On Monday press conference, Australian Prime Minister, Scott Morrison, dashed hopes for a return of international travel from and to Australia anytime soon. His remarks were widely expected in the media after Qantas pre-emptively removed most international flights through March of 2021.
In speaking on the possibility of reopening international travel borders this year, Morrison noted…
“I would welcome if by Christmas it were possible, but I think it’s unlikely that we will be able to move back to a restriction-free society, doubt that is going to happen, and I doubt the medical situation will enable it. It’s important that we just look, test and interrogate the medical evidence and make decisions based on that and nothing else,”
Hopes to travel in early 2021 are not looking too good either at this stage.
According to Executive Traveller, notes in Australian federal budget proposals suggest international travel may once again be possible from January 1st, 2021, but not without 14 days of quarantine. 14 days in a government-controlled facility is a period very few travellers can afford, particularly with the mandatory costs of $3000 for the quarantine period alone.

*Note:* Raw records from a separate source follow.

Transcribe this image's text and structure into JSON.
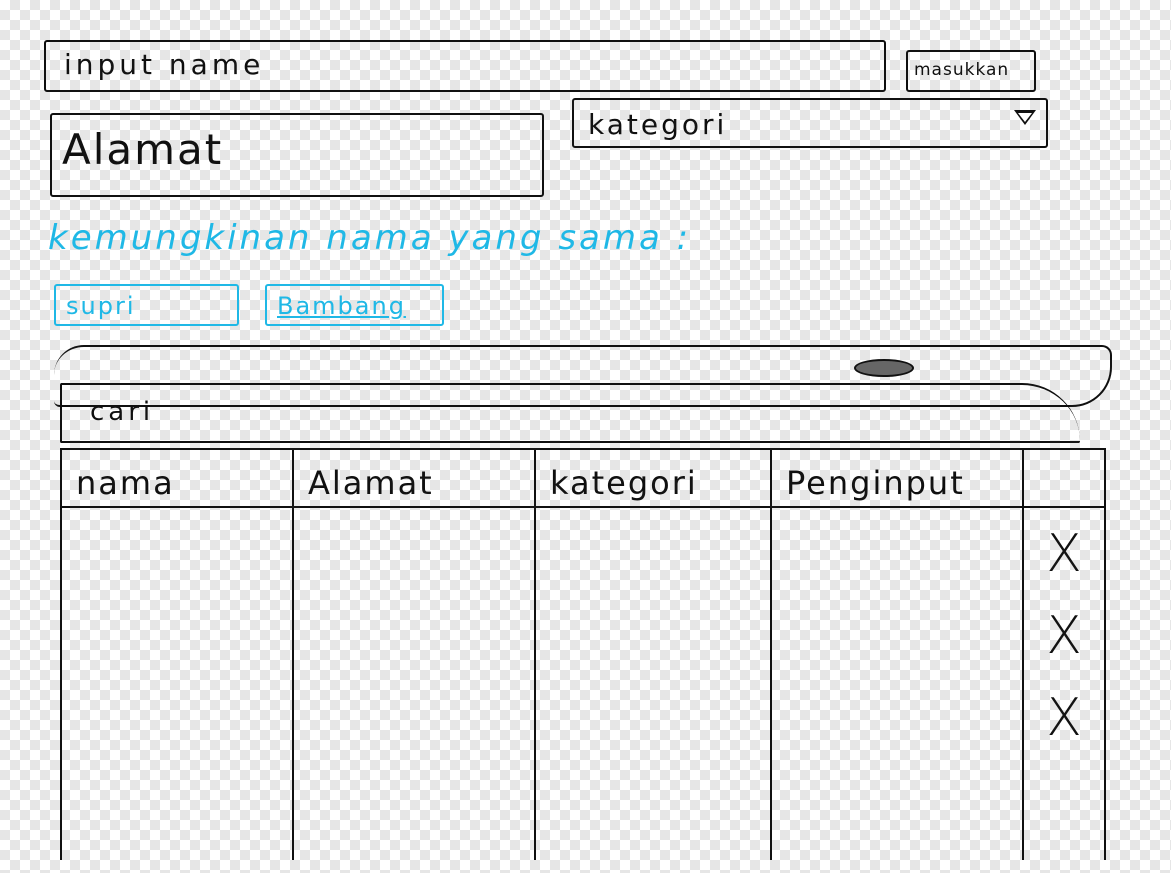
{
  "form": {
    "name_placeholder": "input name",
    "submit_label": "masukkan",
    "address_placeholder": "Alamat",
    "category_placeholder": "kategori"
  },
  "suggestions": {
    "label": "kemungkinan nama yang sama :",
    "items": [
      "supri",
      "Bambang"
    ]
  },
  "search": {
    "placeholder": "cari"
  },
  "table": {
    "columns": [
      "nama",
      "Alamat",
      "kategori",
      "Penginput",
      ""
    ],
    "delete_icons": [
      "X",
      "X",
      "X"
    ]
  },
  "colors": {
    "ink": "#111111",
    "accent": "#1fb8e6"
  }
}
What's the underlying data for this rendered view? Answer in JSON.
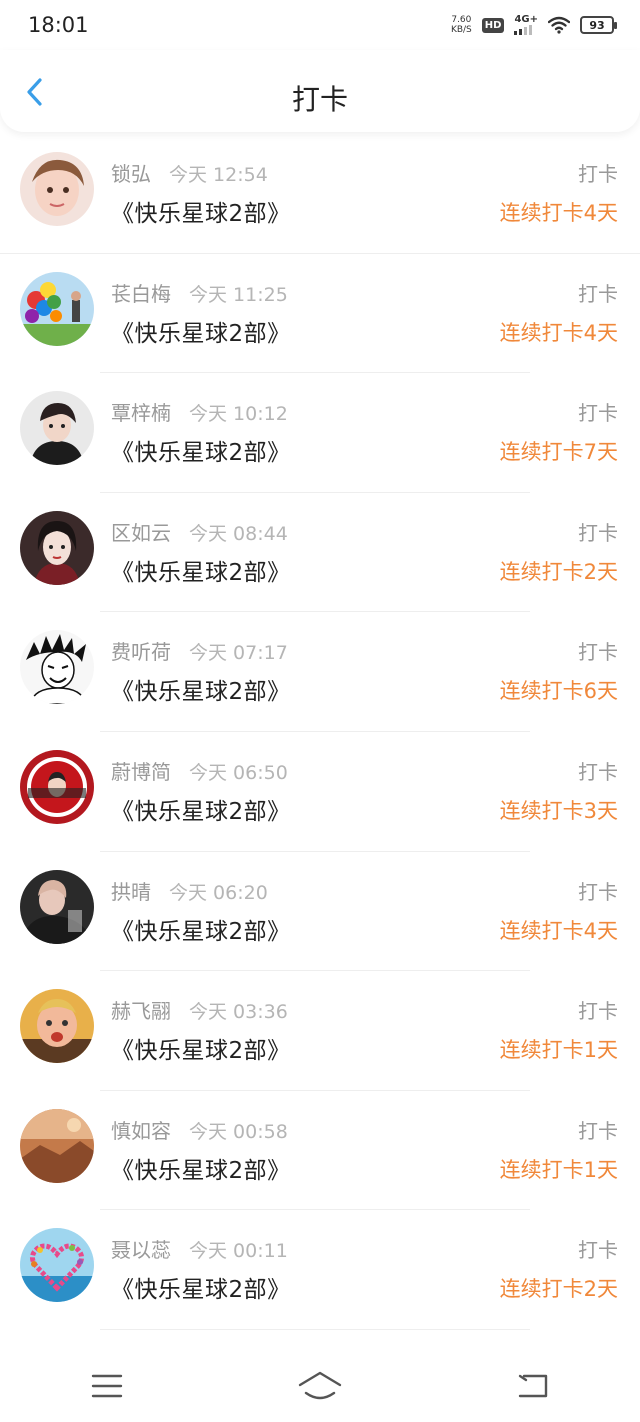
{
  "status": {
    "time": "18:01",
    "net_speed_value": "7.60",
    "net_speed_unit": "KB/S",
    "hd_label": "HD",
    "signal_label": "4G+",
    "battery": "93"
  },
  "header": {
    "title": "打卡"
  },
  "entries": [
    {
      "name": "锁弘",
      "time": "今天 12:54",
      "book": "《快乐星球2部》",
      "action": "打卡",
      "streak": "连续打卡4天"
    },
    {
      "name": "苌白梅",
      "time": "今天 11:25",
      "book": "《快乐星球2部》",
      "action": "打卡",
      "streak": "连续打卡4天"
    },
    {
      "name": "覃梓楠",
      "time": "今天 10:12",
      "book": "《快乐星球2部》",
      "action": "打卡",
      "streak": "连续打卡7天"
    },
    {
      "name": "区如云",
      "time": "今天 08:44",
      "book": "《快乐星球2部》",
      "action": "打卡",
      "streak": "连续打卡2天"
    },
    {
      "name": "费听荷",
      "time": "今天 07:17",
      "book": "《快乐星球2部》",
      "action": "打卡",
      "streak": "连续打卡6天"
    },
    {
      "name": "蔚博简",
      "time": "今天 06:50",
      "book": "《快乐星球2部》",
      "action": "打卡",
      "streak": "连续打卡3天"
    },
    {
      "name": "拱晴",
      "time": "今天 06:20",
      "book": "《快乐星球2部》",
      "action": "打卡",
      "streak": "连续打卡4天"
    },
    {
      "name": "赫飞翮",
      "time": "今天 03:36",
      "book": "《快乐星球2部》",
      "action": "打卡",
      "streak": "连续打卡1天"
    },
    {
      "name": "慎如容",
      "time": "今天 00:58",
      "book": "《快乐星球2部》",
      "action": "打卡",
      "streak": "连续打卡1天"
    },
    {
      "name": "聂以蕊",
      "time": "今天 00:11",
      "book": "《快乐星球2部》",
      "action": "打卡",
      "streak": "连续打卡2天"
    }
  ],
  "colors": {
    "accent": "#f0883a",
    "back_arrow": "#3a9ee8",
    "muted_text": "#999999"
  }
}
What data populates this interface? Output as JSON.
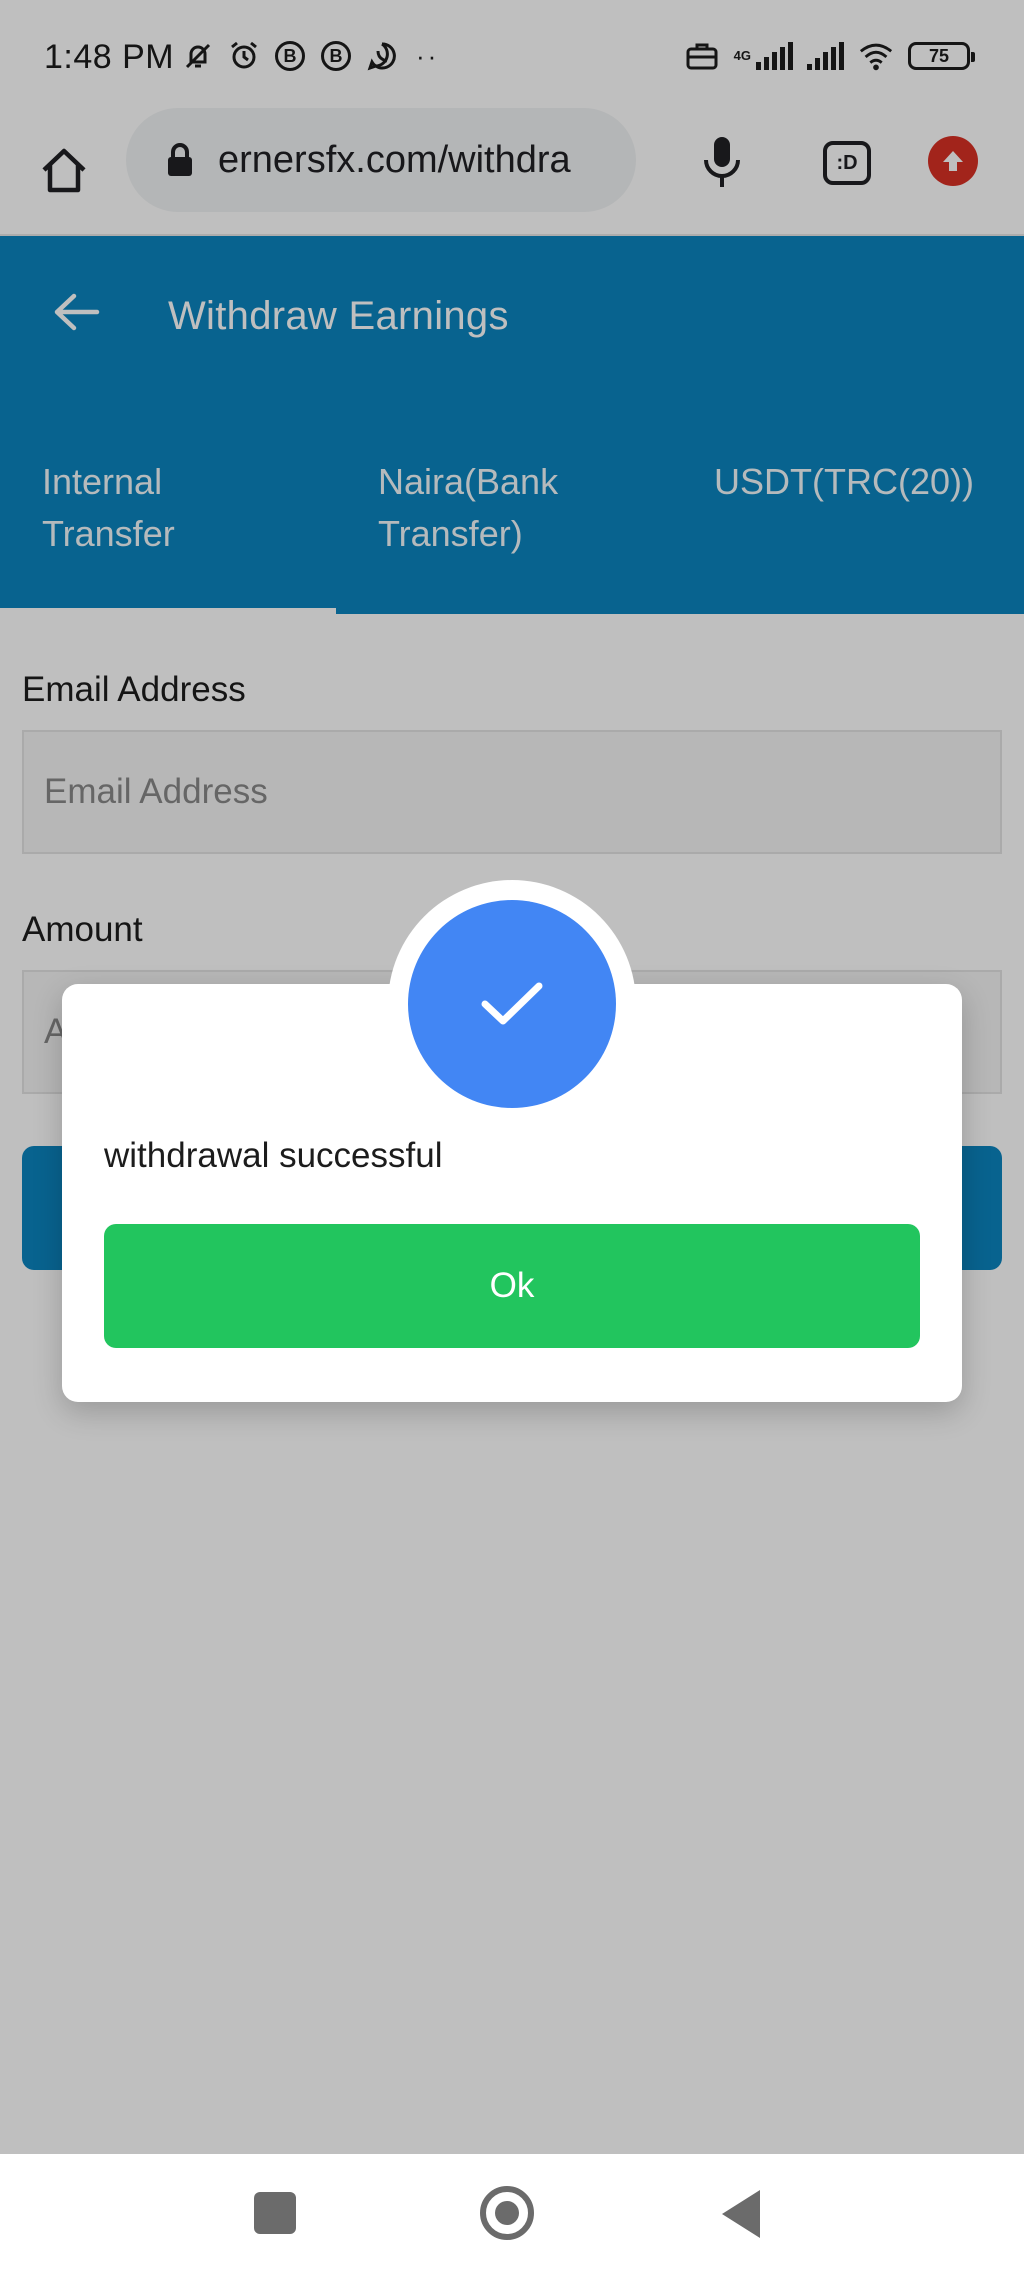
{
  "status_bar": {
    "time": "1:48 PM",
    "network_label": "4G",
    "battery": "75"
  },
  "browser": {
    "url": "ernersfx.com/withdra",
    "tabs_label": ":D"
  },
  "app": {
    "title": "Withdraw Earnings",
    "accent_color": "#0b84bf",
    "tabs": [
      {
        "label_line1": "Internal",
        "label_line2": "Transfer",
        "active": true
      },
      {
        "label_line1": "Naira(Bank",
        "label_line2": "Transfer)",
        "active": false
      },
      {
        "label_line1": "USDT(TRC(20))",
        "label_line2": "",
        "active": false
      }
    ]
  },
  "form": {
    "email_label": "Email Address",
    "email_placeholder": "Email Address",
    "amount_label": "Amount",
    "amount_placeholder": "A"
  },
  "dialog": {
    "message": "withdrawal successful",
    "ok_label": "Ok",
    "icon": "check-icon",
    "ok_color": "#22c55e",
    "icon_color": "#4286f4"
  }
}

Air bridges and fizzling travel bubbles between Australia and New Zealand flagged as the “Trans-Tasman Bubble”, are also officially on the “back burner” as well, according to Jacinda Ardern, the New Zealand PM.
The PM, reacting to recent COVID-19 spikes across Victoria and New South Wales, used no uncertain terms to express New Zealand’s complete lack of interest in any near-term travel proposals.
“The trans-Tasman bubble, obviously not anytime soon, it will be on the back burner for several months.”
New Zealand reported 4 COVID-19 cases yesterday after more than 100 days of Covid-19 free transmissions, this has made the capital Auckland plunge back into level 3 restrictions, whilst the rest of the country into level 2, therefore the travel bubble will be off the table for a while.
One of New Zealand’s stringent conditions is that they are not taking a return to international travel lightly. The country demands at least 28 days without community transmission before the possibility of an air bridge will even be considered, and few countries are up to the task.
Vietnam was seen as a likely air bridge for the country, after 99 reported days without community transmission, only for a case in Danang to bring on unforeseen spikes in July which dashed those hopes as well.
When Asia and the Pacific does open up, it’s likely to first be exclusive to countries within APAC and may be quite a while before those in Europe or the Americas are invited along.
Air Bridges, travel corridors, and travel bubbles are still under discussion among key trading partners throughout Asia, with early efforts including business travel between Japan and Vietnam, as well as South Korea and China. The success of these air bridges, or lack thereof, will no doubt pave the way for any reopening.